My dream of being an author began by “finishing” other author’s works, fleshing out the stories of neglected characters. When I read the final books in the Little House series, I was far more interested in Cap Garland than I was in Almonzo Wilder, and I imagined all kinds of stories in which he was the hero.

This, The Seamstress, is one of those stories that came to me in a single burst of thought. I was teaching my sophomore English class, discussing through the final scenes in A Tale of Two Cities, when the little seamstress in those final pages reached out to me. She is a nameless character, seemingly more symbolic than anything. Dickens, however, gives her an entire backstory in a single phrase: I have a cousin who lives in the country. How will she ever know what became of me? I remember pausing right then and there in front of my students and saying, “Now, there’s the story I want to write.”

Now, years later, I have.

While every word of every Charles Dickens novel is a master class in writing, what he gave to me for The Seamstress is the kind of stuff that brings life and breath to fiction. I have to convey the fact that any character on my pages—no matter how much story space he or she is allotted—has a life between them. Every man was once a child; every woman a vulnerable young girl.

So, Dickens gave me the bones of the story. A seamstress. A cousin in the country. A country ripped apart; family torn from family. I did my very best to put flesh on those bones, but no writer can ever bring the life and breath. Only a reader can do that.

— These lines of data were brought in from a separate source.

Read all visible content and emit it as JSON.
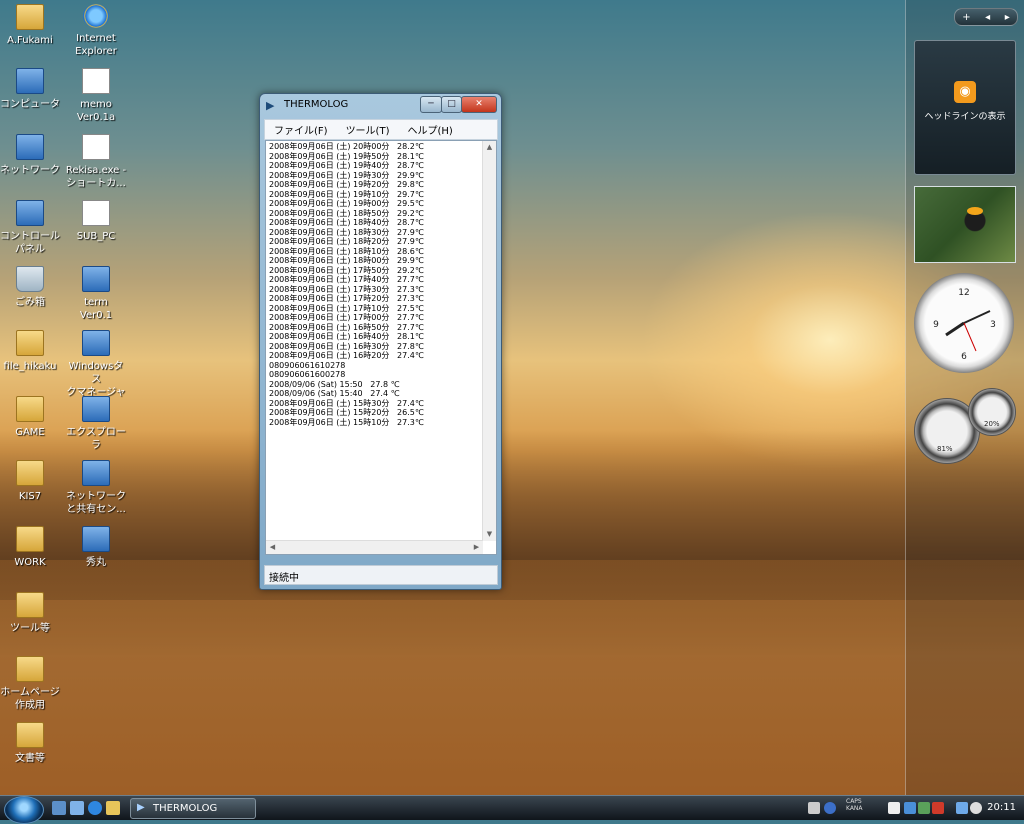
{
  "desktop": {
    "icons_left": [
      {
        "label": "A.Fukami",
        "icon": "user-folder-icon"
      },
      {
        "label": "コンピュータ",
        "icon": "computer-icon"
      },
      {
        "label": "ネットワーク",
        "icon": "network-icon"
      },
      {
        "label": "コントロール\nパネル",
        "icon": "control-panel-icon"
      },
      {
        "label": "ごみ箱",
        "icon": "recycle-bin-icon"
      },
      {
        "label": "file_hikaku",
        "icon": "folder-icon"
      },
      {
        "label": "GAME",
        "icon": "folder-icon"
      },
      {
        "label": "KIS7",
        "icon": "folder-icon"
      },
      {
        "label": "WORK",
        "icon": "folder-icon"
      },
      {
        "label": "ツール等",
        "icon": "folder-icon"
      },
      {
        "label": "ホームページ\n作成用",
        "icon": "folder-icon"
      },
      {
        "label": "文書等",
        "icon": "folder-icon"
      }
    ],
    "icons_right": [
      {
        "label": "Internet\nExplorer",
        "icon": "internet-explorer-icon"
      },
      {
        "label": "memo\nVer0.1a",
        "icon": "document-icon"
      },
      {
        "label": "Rekisa.exe -\nショートカ...",
        "icon": "shortcut-icon"
      },
      {
        "label": "SUB_PC",
        "icon": "shortcut-icon"
      },
      {
        "label": "term\nVer0.1",
        "icon": "app-icon"
      },
      {
        "label": "Windowsタス\nクマネージャ",
        "icon": "task-manager-icon"
      },
      {
        "label": "エクスプロー\nラ",
        "icon": "explorer-icon"
      },
      {
        "label": "ネットワーク\nと共有セン...",
        "icon": "network-center-icon"
      },
      {
        "label": "秀丸",
        "icon": "hidemaru-icon"
      }
    ]
  },
  "sidebar": {
    "feed_label": "ヘッドラインの表示",
    "meter_cpu": "81%",
    "meter_mem": "20%"
  },
  "window": {
    "title": "THERMOLOG",
    "menu": [
      "ファイル(F)",
      "ツール(T)",
      "ヘルプ(H)"
    ],
    "log_lines": [
      "2008年09月06日 (土) 20時00分   28.2℃",
      "2008年09月06日 (土) 19時50分   28.1℃",
      "2008年09月06日 (土) 19時40分   28.7℃",
      "2008年09月06日 (土) 19時30分   29.9℃",
      "2008年09月06日 (土) 19時20分   29.8℃",
      "2008年09月06日 (土) 19時10分   29.7℃",
      "2008年09月06日 (土) 19時00分   29.5℃",
      "2008年09月06日 (土) 18時50分   29.2℃",
      "2008年09月06日 (土) 18時40分   28.7℃",
      "2008年09月06日 (土) 18時30分   27.9℃",
      "2008年09月06日 (土) 18時20分   27.9℃",
      "2008年09月06日 (土) 18時10分   28.6℃",
      "2008年09月06日 (土) 18時00分   29.9℃",
      "2008年09月06日 (土) 17時50分   29.2℃",
      "2008年09月06日 (土) 17時40分   27.7℃",
      "2008年09月06日 (土) 17時30分   27.3℃",
      "2008年09月06日 (土) 17時20分   27.3℃",
      "2008年09月06日 (土) 17時10分   27.5℃",
      "2008年09月06日 (土) 17時00分   27.7℃",
      "2008年09月06日 (土) 16時50分   27.7℃",
      "2008年09月06日 (土) 16時40分   28.1℃",
      "2008年09月06日 (土) 16時30分   27.8℃",
      "2008年09月06日 (土) 16時20分   27.4℃",
      "080906061610278",
      "080906061600278",
      "2008/09/06 (Sat) 15:50   27.8 ℃",
      "2008/09/06 (Sat) 15:40   27.4 ℃",
      "2008年09月06日 (土) 15時30分   27.4℃",
      "2008年09月06日 (土) 15時20分   26.5℃",
      "2008年09月06日 (土) 15時10分   27.3℃"
    ],
    "status": "接続中"
  },
  "taskbar": {
    "task_label": "THERMOLOG",
    "caps": "CAPS",
    "kana": "KANA",
    "time": "20:11"
  }
}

Blog Stops

Fiction Aficionado, February 9

The Lit Addict, February 9

The Power of Words, February 9

Jennifer Sienes: Where Crisis & Christ Collide, February 10

Lis Loves Reading, February 10

Maureen’s Musings, February 10

Carpe Diem, February 11

A Baker’s Perspective, February 11

All-of-a-kind Mom, February 12

Emily Yager, February 12

Mary Hake, February 12

Stories By Gina, February 13

Stephanie’s Life of Determination, February 13

The Christian Fiction Girl, February 13

Inspired by fiction, February 14

Truth and Grace Homeschool Academy, February 14

Remembrancy, February 14

Through the Fire Blogs, February 15

Seasonsofopportunities, February 15

Inspiration Clothesline, February 15

Books, Books, and More Books, February 16

Inklings and Notions, February 16

Locks, Hooks and Books, February 16

Bibliophile Reviews, February 17

Texas Book-aholic, February 17

Margaret Kazmierczak, February 18

A Reader’s Brain, February 18

By The Book, February 18

Multifarious, February 19

Abba’s Prayer Warrior Princess, February 19

Pause for Tales, February 19

Bigreadersite, February 20

Simple Harvest Reads, February 20

Janices book reviews, February 20

For the Love of Books, February 21

Book by Book, February 21

Book Bites, Bee Stings, & Butterfly Kisses, February 21

Babbling Becky L’s Book Impressions, February 22

To Everything A Season, February 22

Debbie’s Dusty Deliberations, February 22

 

Giveaway

To celebrate her tour, Allison is giving away a grand prize of a $25 Amazon gift card, a hardcover copy of The Seamstress, and this copy of A Tale of Two Cities by Charles Dickens!!

Be sure to comment on the blog stops for nine extra entries into the giveaway! Click the link below to enter. https://promosimple.com/ps/db0e/the-seamstress-celebration-tour-giveaway